Stored data
* * * * * * *
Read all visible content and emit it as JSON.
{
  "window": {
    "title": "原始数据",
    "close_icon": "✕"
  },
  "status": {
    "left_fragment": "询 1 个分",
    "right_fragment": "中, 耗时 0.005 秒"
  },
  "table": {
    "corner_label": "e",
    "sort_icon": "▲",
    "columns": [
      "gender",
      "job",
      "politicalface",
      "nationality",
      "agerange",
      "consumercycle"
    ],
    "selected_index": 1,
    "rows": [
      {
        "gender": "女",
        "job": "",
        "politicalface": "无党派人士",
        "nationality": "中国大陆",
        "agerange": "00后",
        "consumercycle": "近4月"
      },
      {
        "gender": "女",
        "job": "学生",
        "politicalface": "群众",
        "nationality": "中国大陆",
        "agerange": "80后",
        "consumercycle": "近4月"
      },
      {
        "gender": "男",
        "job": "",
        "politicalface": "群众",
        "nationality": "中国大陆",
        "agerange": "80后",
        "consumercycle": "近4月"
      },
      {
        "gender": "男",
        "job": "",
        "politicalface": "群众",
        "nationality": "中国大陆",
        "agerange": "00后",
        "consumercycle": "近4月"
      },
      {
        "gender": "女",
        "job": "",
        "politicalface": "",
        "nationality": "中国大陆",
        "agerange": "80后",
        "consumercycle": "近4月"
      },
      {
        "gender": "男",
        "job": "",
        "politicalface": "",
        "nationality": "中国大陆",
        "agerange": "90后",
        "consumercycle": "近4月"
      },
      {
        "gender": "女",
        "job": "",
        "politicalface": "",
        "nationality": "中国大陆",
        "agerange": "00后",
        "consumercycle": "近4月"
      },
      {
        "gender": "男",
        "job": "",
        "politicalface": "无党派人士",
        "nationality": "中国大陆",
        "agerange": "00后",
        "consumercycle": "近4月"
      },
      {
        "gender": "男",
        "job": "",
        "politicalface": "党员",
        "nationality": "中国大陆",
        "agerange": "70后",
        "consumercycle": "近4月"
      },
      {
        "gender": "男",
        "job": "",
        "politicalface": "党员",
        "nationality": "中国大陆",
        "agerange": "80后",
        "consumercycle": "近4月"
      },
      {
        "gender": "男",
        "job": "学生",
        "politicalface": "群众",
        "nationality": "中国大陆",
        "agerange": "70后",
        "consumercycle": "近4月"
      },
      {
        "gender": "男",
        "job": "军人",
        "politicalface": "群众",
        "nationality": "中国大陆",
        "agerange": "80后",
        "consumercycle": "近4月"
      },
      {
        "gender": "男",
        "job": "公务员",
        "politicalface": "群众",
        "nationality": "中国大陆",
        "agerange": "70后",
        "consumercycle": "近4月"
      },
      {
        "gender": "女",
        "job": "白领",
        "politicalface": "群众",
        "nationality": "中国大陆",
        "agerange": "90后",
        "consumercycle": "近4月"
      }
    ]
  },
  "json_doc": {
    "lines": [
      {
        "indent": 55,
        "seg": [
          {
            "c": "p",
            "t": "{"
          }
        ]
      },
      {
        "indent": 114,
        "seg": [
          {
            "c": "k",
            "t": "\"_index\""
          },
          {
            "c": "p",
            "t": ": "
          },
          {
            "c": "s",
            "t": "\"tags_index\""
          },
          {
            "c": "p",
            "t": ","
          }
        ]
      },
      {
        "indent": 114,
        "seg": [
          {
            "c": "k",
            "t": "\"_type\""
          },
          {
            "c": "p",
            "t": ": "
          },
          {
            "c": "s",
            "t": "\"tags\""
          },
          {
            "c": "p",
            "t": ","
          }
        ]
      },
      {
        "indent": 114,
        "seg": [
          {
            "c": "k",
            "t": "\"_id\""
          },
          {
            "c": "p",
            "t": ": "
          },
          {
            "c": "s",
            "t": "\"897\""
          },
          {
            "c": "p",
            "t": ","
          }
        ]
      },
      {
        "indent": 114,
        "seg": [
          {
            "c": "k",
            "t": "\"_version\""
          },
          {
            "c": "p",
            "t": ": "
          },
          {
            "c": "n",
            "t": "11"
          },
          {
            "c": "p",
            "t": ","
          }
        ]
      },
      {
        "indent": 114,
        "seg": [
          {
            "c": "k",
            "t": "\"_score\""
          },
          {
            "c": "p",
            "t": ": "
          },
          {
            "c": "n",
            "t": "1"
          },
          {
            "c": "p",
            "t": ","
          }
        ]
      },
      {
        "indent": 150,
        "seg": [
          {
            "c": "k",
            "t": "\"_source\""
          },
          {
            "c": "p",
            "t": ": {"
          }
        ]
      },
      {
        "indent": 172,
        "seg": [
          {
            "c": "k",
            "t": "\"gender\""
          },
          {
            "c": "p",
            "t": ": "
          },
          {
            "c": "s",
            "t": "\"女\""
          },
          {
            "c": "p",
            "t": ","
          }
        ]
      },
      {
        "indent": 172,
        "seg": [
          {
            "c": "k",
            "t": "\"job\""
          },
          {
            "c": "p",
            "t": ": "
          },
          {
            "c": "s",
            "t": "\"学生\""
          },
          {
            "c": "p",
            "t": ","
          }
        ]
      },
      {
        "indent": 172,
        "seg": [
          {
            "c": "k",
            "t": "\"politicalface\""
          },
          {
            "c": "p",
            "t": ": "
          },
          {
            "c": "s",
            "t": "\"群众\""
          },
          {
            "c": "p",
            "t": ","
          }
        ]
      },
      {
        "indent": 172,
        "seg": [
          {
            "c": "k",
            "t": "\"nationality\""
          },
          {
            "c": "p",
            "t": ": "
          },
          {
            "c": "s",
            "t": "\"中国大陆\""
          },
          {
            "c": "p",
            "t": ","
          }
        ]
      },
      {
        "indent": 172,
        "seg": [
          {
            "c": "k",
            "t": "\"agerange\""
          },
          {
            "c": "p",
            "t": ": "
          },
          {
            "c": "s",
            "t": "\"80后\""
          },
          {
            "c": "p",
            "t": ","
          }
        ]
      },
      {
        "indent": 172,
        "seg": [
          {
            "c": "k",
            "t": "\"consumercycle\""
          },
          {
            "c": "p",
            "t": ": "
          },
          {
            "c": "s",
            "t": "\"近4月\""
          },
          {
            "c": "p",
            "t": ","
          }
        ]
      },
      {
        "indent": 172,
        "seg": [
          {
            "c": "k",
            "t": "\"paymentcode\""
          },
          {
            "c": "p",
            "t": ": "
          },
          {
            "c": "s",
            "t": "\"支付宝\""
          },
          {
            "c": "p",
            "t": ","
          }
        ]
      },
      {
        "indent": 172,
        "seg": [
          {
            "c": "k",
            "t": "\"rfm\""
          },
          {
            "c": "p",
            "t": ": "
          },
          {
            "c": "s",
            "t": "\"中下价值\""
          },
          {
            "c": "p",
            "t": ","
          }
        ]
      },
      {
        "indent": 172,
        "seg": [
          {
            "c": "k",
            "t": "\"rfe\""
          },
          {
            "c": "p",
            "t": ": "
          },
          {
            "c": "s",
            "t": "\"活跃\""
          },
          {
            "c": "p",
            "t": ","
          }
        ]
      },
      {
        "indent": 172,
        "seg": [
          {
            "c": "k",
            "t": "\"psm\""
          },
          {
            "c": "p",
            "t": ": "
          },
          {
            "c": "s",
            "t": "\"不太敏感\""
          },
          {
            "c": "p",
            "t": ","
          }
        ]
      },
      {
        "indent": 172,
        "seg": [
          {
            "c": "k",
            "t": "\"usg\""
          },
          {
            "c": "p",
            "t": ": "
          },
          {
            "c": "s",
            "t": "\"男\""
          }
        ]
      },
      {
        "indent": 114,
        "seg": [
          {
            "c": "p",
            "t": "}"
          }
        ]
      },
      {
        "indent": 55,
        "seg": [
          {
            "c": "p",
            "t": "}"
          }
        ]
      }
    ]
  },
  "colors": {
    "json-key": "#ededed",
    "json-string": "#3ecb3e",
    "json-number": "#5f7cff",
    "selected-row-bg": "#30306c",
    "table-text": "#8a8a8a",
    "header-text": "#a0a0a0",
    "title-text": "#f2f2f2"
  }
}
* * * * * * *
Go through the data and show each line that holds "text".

    "table-text": "#8a8a8a",
    "header-text": "#a0a0a0",
    "title-text": "#f2f2f2"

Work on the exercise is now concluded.